“To have my name on that trophy a couple times, is, like I said, the crown achievement of my career. To be here as a defender is really special.“

When asked if technology improvements have helped the seniors more than the regular TOUR player?:

“For me, I tell people all the time, in the early 80s when they first started doing the statistics, and my first year, I was about 252, 253 was my average driving distance. And for the last six or eight years, it’s been about anywhere from 275 to 278, somewhere in there. So, 25 yards longer, 25 years older, that doesn’t compute.”

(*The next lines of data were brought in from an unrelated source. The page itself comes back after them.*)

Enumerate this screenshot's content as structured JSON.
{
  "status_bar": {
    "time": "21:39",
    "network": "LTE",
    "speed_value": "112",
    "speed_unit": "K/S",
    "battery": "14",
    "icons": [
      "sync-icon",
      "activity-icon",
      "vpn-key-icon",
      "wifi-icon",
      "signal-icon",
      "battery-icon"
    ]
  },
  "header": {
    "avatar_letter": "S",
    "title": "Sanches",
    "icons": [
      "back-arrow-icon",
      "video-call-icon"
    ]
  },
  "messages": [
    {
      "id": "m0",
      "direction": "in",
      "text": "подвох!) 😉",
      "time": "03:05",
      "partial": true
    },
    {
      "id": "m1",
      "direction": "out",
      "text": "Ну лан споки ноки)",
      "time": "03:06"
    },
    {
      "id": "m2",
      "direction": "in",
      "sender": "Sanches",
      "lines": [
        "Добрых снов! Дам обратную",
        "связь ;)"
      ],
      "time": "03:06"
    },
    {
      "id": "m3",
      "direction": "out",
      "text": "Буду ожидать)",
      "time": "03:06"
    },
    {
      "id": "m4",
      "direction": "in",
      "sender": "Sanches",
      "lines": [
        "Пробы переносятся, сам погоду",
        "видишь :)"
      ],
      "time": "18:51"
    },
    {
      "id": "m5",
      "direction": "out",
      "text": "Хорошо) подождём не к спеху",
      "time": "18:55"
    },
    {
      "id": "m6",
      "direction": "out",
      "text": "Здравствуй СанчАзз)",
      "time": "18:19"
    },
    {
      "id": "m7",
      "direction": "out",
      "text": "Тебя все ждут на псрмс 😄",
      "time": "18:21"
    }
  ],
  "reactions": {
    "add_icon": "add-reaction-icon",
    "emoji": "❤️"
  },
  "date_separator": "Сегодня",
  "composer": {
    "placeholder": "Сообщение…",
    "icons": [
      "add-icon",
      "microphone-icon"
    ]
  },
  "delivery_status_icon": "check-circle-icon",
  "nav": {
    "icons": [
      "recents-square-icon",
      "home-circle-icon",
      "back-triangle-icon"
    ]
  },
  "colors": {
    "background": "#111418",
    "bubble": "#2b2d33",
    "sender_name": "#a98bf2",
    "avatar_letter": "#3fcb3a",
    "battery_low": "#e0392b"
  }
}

To read the full media day transcript, visit

add to : Digg it : Stumble It! : : post to facebook

Pictures for the Senior PGA Championship Media Day

April 30, 2009

On April 27th, The PGA of America welcomed the local media, PGA of America, NBC and tournament officials, and defending champion Jay Haas to Canterbury Golf Club for the Senior PGA Championship Media Day. The day consisted of a press conference, one-on-one interview session, golf outing and Indians game.

We created an album on Flickr with all the behind-the-scenes pictures from the day. Be sure to click through till the end to see who won the chipping contest between Jay Haas and Indians Color Commentator Rick Manning, and to find out who tried to steal the Alfred S. Bourne Trophy, senior golf’s most coveted prize.

Jay Haas Interview during Media Day

Click the image to view the entire Media Day photo album.

For a recap of the Senior PGA Championship Media Day, be sure to visit the event’s official Website

add to : Digg it : Stumble It! : : post to facebook

Senior PGA Championship Trophy will be at the Greater Cleveland Golf Show

February 13, 2009
The Alfred S. Bourne Trophy

The Alfred S. Bourne Trophy

Golf fans visiting the Greater Cleveland Golf Show next weekend (Feb. 19-21) will have the chance to get an up-close look at senior golf’s most coveted prize – The Alfred S. Bourne Trophy, which goes to the winner of the Senior PGA Championship. The Trophy will be on display all weekend located just inside to the Main Entrance of the IX Center.

The 2009 Greater Cleveland Golf Show is set for Friday, Feb. 20 (2 p.m.-8 p.m.); Saturday, Feb. 21 (9 a.m.-6 p.m.); and Sunday, Feb. 22 (10 a.m.-5p.m.). PGA of America staff members will also be on hand at the expo to answer any questions regarding the 70th Senior PGA Championship, including tickets sales and volunteer opportunities.

The Alfred S. Bourne Trophy
In 1937, Alfred S. Bourne, one of the original members of Augusta (Ga.) National Golf Club and a longtime friend of The PGA of America, donated $1,500 for the creation of the Trophy that is awarded each year to the winner of the Senior PGA Championship.

The Bourne Trophy stands 40 inches tall, is 18 inches wide and weighs 30.5 pounds.  It is one of the largest prizes in golf.  Among the legends that have their names engraved on the trophy are: Gene Sarazen, Sam Snead, Arnold Palmer, Chi Chi Rodriguez, Gary Player, Lee Trevino, Jack Nicklaus, Hale Irwin, Tom Watson and Jay Haas.

add to : Digg it : Stumble It! : : post to facebook

Defending Champion will be in town for April 27 Media Day

January 23, 2009

Senior PGA Championship defending champion Jay Hass will be in town for Media Day on April 27. He will be attending the noon press conference at Canterbury Golf Club and fielding questions about the 2009 Championship as well as his win last year. After the press conference, Haas will be playing a round of golf with Cleveland-area media.

Haas shot a 287 (+7) at the 2008 Senior PGA Championship winning by one stroke over Bernhard Langer. Last year’s Championship was played at Oak Hill Country Club, in Rochester, New York.

Bookmark and Share